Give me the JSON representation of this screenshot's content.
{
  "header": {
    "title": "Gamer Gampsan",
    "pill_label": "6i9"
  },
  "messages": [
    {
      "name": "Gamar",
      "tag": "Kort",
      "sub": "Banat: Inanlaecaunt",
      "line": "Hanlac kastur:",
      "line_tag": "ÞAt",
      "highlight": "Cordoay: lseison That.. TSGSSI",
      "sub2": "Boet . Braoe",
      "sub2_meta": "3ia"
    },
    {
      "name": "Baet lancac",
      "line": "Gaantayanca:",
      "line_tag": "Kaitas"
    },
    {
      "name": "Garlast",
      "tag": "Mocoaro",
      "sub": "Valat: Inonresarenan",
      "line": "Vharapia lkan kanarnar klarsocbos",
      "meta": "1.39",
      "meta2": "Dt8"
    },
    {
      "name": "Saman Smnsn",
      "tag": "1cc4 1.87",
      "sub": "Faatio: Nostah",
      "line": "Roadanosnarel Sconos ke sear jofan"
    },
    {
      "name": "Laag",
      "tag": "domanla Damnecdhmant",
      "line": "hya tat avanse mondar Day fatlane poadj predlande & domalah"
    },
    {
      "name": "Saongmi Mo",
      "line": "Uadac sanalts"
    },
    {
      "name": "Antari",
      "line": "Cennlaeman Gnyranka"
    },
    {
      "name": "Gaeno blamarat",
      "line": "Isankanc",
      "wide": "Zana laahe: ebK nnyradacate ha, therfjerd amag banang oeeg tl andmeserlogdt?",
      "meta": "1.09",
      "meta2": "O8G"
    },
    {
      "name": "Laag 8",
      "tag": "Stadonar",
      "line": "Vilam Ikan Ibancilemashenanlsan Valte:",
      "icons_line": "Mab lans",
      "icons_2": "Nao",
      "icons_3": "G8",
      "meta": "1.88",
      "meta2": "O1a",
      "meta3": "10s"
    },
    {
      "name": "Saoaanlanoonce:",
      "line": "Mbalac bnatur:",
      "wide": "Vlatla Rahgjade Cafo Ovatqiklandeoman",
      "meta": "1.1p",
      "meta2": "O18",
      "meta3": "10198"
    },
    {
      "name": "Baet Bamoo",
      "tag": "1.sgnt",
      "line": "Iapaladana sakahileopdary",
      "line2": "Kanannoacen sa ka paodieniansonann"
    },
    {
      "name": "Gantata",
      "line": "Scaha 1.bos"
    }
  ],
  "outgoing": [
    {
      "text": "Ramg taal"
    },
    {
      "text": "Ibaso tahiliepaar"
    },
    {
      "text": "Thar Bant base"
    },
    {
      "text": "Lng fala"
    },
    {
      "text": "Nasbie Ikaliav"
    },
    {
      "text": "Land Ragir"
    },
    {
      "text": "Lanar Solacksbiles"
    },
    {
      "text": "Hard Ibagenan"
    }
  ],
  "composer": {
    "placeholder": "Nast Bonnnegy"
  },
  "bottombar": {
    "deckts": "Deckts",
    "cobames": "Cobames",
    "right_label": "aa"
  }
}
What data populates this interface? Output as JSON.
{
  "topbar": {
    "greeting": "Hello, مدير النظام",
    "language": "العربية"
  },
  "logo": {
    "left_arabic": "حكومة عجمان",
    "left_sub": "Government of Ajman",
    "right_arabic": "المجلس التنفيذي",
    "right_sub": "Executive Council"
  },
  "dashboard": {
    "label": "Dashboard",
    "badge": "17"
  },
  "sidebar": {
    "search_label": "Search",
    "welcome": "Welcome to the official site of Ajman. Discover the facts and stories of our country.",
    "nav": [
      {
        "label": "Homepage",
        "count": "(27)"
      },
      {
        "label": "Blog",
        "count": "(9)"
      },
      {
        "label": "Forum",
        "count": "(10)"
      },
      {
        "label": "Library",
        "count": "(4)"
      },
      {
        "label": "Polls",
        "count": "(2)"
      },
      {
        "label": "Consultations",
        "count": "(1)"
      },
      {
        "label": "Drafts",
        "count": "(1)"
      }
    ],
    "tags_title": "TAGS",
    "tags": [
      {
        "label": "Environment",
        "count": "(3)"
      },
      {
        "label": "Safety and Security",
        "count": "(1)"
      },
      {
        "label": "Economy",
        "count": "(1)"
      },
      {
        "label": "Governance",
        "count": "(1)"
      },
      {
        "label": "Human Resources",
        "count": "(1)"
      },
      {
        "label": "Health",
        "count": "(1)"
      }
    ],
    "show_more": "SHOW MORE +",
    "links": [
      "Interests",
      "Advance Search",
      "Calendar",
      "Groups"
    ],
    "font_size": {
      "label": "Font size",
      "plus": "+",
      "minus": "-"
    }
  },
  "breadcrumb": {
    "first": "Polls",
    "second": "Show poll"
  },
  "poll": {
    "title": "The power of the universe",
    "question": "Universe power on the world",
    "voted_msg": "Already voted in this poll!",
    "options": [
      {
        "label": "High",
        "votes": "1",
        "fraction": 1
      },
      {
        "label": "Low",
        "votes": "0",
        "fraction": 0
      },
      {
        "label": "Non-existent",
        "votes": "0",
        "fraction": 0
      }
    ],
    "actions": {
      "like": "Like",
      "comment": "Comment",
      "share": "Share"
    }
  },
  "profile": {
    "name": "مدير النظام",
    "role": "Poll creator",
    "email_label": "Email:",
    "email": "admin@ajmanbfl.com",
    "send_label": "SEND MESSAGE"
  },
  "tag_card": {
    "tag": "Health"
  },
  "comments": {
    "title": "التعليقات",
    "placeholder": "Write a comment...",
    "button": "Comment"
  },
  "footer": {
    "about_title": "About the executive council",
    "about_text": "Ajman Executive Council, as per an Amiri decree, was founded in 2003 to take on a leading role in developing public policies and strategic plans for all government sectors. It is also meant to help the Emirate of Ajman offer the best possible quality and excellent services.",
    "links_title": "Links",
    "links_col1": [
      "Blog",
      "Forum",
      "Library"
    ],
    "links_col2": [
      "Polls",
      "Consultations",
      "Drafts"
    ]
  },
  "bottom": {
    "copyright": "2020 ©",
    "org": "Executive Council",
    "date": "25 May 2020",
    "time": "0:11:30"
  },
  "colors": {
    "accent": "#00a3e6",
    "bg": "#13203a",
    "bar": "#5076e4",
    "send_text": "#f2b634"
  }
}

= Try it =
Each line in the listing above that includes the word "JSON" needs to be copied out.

= Exercise output =
Give me the JSON representation of this screenshot's content.
What data populates this interface? Output as JSON.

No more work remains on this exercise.